ACTIVITY:
Below are some records. Pull every line that contains the word "StrRefMain".

MATERIAL FOR THE TASK:
======

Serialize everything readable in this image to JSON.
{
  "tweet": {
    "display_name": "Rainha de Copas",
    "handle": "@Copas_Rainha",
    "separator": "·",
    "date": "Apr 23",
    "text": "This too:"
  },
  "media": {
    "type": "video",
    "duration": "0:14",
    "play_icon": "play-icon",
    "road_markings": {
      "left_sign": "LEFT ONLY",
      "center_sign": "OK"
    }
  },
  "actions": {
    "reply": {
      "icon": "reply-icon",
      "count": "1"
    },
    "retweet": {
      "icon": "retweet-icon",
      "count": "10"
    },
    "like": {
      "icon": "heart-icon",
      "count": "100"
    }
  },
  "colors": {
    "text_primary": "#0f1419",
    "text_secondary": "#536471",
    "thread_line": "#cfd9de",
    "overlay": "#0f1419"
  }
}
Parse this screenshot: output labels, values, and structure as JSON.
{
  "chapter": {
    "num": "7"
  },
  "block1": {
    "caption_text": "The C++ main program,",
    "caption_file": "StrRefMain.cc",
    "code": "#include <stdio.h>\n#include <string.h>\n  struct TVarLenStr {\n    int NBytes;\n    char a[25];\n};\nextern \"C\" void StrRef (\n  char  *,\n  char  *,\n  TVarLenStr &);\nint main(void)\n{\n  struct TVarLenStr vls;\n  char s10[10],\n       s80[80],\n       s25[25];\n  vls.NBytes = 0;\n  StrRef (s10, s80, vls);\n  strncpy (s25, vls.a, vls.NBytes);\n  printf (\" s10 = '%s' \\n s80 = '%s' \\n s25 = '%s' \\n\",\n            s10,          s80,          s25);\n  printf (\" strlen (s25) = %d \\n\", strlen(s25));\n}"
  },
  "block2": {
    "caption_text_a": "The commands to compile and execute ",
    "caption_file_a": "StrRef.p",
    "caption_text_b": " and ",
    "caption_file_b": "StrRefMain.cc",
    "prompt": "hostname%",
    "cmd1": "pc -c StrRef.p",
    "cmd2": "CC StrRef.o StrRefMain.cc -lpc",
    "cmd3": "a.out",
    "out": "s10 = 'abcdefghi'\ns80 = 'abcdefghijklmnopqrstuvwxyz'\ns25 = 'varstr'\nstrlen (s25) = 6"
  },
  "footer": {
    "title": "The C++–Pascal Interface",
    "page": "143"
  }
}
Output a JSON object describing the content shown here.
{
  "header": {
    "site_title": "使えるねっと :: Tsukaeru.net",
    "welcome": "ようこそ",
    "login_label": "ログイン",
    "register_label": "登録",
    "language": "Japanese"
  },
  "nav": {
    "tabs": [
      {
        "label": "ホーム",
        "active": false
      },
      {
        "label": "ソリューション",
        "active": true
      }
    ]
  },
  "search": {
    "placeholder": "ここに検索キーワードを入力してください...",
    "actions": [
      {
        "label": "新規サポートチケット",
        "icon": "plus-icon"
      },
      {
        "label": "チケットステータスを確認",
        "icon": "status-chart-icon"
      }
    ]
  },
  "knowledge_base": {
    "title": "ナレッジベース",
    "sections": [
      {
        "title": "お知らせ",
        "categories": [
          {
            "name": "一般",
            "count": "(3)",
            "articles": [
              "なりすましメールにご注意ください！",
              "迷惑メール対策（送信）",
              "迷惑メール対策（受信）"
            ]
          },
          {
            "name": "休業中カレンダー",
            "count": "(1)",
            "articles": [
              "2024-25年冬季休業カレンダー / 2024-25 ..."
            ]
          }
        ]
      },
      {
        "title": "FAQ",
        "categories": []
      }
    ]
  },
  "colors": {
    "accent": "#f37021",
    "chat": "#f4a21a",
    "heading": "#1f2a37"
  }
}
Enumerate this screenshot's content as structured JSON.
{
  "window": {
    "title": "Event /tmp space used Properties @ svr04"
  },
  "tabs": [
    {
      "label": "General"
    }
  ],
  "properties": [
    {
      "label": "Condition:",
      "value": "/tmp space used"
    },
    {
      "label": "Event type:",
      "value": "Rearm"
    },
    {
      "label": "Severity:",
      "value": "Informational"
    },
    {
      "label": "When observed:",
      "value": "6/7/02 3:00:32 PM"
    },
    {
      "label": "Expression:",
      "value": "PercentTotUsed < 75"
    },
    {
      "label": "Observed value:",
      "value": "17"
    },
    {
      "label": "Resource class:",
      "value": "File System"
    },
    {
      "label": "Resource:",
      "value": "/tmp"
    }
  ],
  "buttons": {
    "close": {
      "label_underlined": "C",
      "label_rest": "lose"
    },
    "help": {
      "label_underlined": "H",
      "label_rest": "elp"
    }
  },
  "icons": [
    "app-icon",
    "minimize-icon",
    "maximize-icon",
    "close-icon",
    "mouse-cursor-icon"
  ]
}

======

ANSWER TO THIS PROBLEM:
    "caption_file": "StrRefMain.cc",
    "caption_file_b": "StrRefMain.cc",
    "cmd2": "CC StrRef.o StrRefMain.cc -lpc",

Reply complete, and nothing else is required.